Federal Motor Carrier Safety Administration Anne Ferro viewed an Oct. 14 demonstration of new technologies expected to help state law enforcement do truck inspections.
The showcase was at the Roadside Technology Corridor on Interstate 81 in Tennessee’s Greene County.
One technology scheduled for demonstration was Wireless Roadside Inspection, which can be used at a fixed site or mobile vehicle. WRI can conduct up to 25 times more vehicle inspections annually than the current, in-person inspection process. Inspectors can obtain driver and carrier identity, vehicle condition and hours-of-service violations while the vehicle is traveling at highway speed.
The WRI program will complete the pilot testing phase in 2011.
Other projects scheduled for demonstrated were:
• Smart Infrared Inspection System, which detects brake, wheel and tire problems by comparing infrared thermal images of wheels when it enters a weigh station. It later will use software to read thermal images and alert law enforcement if an inspection is needed.
• Performance-Based Brake Tester, which provides an accurate assessment of a vehicle’s brake force and overall performance.
The corridor is located at operational weigh and inspection stations along I-81 and I-40 in Tennessee.

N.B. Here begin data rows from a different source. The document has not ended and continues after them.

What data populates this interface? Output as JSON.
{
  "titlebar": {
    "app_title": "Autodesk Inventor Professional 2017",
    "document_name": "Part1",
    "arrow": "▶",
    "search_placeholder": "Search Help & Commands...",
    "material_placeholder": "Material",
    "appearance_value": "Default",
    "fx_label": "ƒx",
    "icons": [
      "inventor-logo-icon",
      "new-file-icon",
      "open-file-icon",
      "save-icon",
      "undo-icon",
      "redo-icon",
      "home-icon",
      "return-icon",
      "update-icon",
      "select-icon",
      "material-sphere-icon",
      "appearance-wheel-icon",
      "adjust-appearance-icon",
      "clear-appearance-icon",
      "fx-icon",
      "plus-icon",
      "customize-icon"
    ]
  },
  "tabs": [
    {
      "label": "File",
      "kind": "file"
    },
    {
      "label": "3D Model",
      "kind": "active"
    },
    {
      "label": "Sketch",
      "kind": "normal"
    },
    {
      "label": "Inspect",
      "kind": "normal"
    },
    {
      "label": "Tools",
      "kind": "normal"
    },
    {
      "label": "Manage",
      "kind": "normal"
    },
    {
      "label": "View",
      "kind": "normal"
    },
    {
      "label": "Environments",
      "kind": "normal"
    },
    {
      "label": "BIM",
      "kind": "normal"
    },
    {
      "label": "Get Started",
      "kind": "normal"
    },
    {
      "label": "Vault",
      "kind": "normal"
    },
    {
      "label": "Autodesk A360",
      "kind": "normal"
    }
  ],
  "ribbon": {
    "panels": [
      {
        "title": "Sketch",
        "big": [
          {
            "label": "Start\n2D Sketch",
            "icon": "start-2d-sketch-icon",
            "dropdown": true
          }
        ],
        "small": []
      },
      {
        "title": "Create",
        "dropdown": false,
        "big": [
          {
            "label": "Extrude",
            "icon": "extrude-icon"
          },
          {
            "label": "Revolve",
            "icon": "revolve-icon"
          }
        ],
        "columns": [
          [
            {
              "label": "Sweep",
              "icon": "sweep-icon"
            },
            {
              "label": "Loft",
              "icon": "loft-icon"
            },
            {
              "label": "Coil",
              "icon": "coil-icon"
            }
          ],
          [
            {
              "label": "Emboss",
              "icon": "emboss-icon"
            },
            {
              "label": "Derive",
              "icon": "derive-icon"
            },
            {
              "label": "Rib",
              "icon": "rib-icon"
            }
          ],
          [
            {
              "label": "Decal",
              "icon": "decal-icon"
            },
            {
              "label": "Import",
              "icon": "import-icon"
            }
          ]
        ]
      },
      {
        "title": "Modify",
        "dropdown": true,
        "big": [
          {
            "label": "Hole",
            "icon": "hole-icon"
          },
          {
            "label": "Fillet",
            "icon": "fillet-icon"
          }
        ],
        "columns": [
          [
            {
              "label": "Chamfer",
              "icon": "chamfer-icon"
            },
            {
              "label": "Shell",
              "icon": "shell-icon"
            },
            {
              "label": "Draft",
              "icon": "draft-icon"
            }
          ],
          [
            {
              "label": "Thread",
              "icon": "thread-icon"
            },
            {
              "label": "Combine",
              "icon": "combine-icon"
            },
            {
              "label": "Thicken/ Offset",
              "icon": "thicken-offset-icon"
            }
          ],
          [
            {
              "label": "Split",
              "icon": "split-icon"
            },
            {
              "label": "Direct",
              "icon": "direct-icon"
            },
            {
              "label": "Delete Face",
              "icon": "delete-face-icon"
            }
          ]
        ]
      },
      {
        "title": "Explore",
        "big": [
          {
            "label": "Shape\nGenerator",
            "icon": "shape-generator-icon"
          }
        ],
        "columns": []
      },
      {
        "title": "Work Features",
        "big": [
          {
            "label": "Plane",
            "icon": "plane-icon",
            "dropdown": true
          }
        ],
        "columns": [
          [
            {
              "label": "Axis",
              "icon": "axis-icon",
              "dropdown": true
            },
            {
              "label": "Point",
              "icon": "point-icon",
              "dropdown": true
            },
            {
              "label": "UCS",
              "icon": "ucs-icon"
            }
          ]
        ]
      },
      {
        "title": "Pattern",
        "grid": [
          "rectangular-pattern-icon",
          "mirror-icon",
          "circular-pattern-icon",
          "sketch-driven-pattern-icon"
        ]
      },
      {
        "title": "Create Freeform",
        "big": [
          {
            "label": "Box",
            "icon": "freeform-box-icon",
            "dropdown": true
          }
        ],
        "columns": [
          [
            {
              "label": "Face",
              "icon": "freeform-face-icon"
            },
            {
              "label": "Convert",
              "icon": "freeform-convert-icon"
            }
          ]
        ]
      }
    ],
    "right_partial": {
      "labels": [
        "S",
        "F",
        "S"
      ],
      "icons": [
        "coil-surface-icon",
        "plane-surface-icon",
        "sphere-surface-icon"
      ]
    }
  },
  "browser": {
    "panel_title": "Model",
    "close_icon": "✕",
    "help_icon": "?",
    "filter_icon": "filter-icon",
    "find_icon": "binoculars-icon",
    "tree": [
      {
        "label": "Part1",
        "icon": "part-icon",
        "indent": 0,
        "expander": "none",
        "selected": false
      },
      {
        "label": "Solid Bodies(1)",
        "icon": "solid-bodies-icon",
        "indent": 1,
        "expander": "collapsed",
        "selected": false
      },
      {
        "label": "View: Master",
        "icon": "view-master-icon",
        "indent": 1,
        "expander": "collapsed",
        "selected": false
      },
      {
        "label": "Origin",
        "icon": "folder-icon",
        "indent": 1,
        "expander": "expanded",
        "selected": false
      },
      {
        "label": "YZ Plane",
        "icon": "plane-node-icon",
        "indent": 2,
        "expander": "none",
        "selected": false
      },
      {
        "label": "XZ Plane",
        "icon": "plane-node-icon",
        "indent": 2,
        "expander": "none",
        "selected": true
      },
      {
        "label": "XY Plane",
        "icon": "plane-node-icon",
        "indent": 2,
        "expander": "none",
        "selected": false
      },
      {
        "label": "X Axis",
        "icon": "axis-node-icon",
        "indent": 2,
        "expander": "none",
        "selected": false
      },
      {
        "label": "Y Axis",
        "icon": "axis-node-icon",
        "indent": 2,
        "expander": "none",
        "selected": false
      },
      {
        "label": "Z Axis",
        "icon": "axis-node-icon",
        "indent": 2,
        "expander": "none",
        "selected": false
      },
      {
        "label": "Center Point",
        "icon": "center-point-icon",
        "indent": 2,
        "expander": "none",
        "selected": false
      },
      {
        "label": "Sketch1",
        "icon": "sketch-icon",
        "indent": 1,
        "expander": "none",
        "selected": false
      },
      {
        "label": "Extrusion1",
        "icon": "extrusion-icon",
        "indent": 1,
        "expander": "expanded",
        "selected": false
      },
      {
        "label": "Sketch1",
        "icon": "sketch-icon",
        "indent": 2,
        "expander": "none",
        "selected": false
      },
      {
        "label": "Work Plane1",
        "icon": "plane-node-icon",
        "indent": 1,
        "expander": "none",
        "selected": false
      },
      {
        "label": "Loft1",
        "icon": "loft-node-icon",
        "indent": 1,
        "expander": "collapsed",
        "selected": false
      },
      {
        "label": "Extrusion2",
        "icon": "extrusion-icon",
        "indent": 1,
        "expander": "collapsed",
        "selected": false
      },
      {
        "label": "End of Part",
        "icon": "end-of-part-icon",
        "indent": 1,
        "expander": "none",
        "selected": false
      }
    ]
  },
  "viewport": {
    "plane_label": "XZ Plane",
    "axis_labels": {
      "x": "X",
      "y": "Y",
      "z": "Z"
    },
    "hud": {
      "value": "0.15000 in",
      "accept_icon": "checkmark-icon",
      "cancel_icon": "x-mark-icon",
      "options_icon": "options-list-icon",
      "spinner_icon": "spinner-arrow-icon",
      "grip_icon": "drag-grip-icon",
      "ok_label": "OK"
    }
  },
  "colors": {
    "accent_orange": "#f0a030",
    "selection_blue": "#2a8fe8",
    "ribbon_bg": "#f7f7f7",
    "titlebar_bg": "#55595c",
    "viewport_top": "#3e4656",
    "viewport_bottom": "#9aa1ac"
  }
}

The corridor project started in 2007 at the Greene County Commercial Vehicle Inspection Station, on southbound I-81. Another corridor location is at the scales on eastbound and westbound I-40 near Knoxville.
The FMCSA is conducting the testing with the Tennessee departments of Safety and Transportation, Oak Ridge National Laboratory and the University of Tennessee.
An owner-operator has been sentenced to life in prison for his role in ...